  • Contributors TS and TKaj contributed equally to the conception and design of the study, collection and analysis of the study data, interpretation and drafting of the manuscript. MM and TKat contributed to the collection and analysis of research data, and critical revision of the manuscript for important intellectual content.

  • Funding This research was supported by a grant from the Osaka Cancer Society in 2021.

  • Competing interests None declared.

  • Provenance and peer review Not commissioned; externally peer reviewed.

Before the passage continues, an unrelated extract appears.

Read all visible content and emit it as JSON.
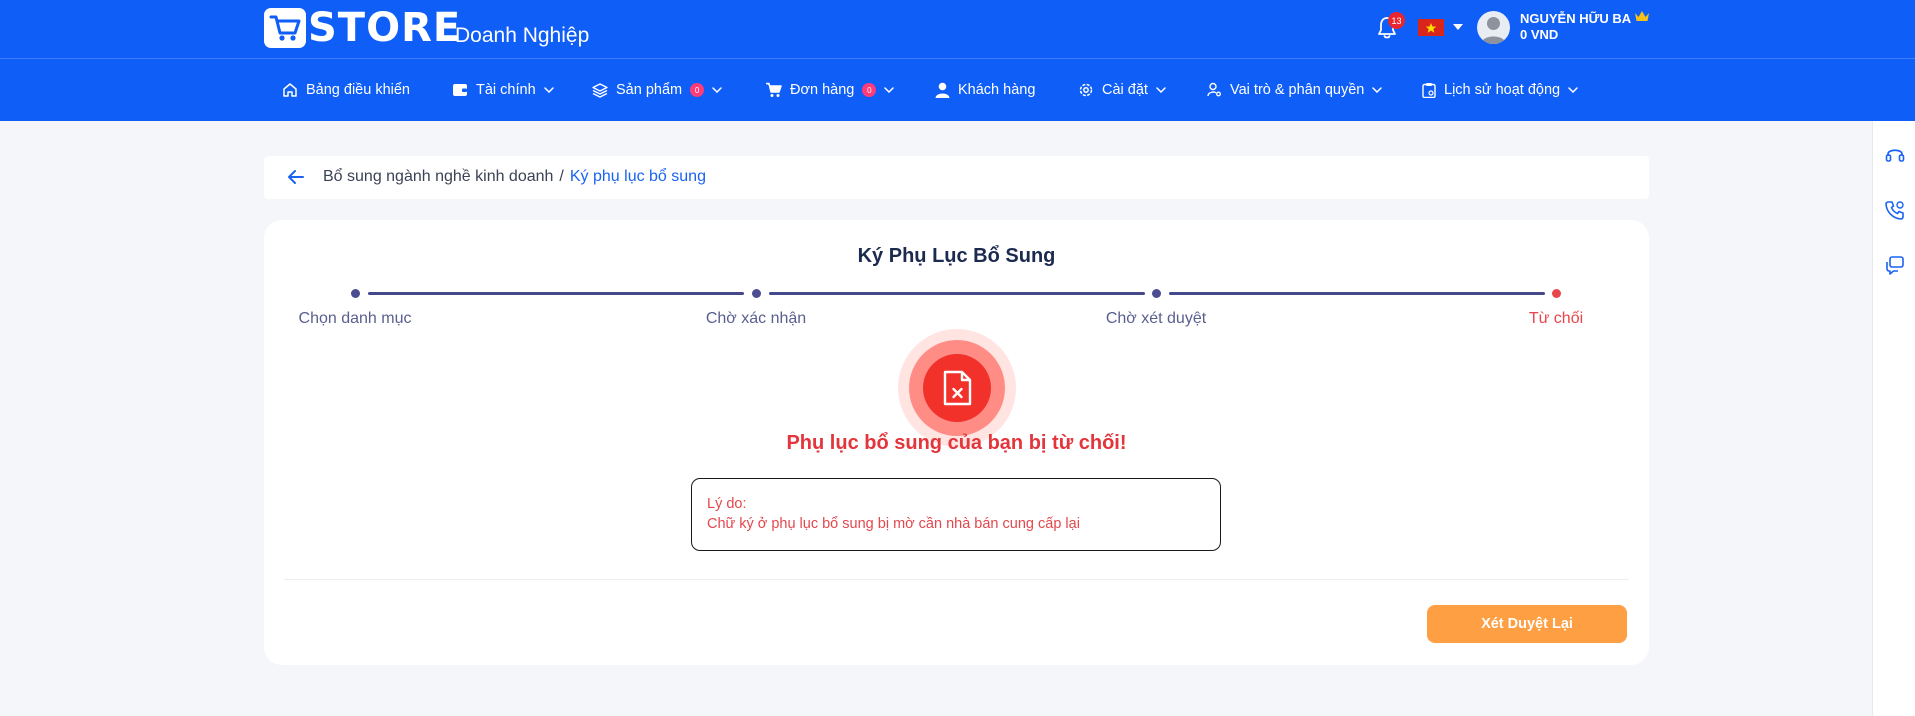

  • Supplemental material This content has been supplied by the author(s). It has not been vetted by BMJ Publishing Group Limited (BMJ) and may not have been peer-reviewed. Any opinions or recommendations discussed are solely those of the author(s) and are not endorsed by BMJ. BMJ disclaims all liability and responsibility arising from any reliance placed on the content. Where the content includes any translated material, BMJ does not warrant the accuracy and reliability of the translations (including but not limited to local regulations, clinical guidelines, terminology, drug names and drug dosages), and is not responsible for any error and/or omissions arising from translation and adaptation or otherwise.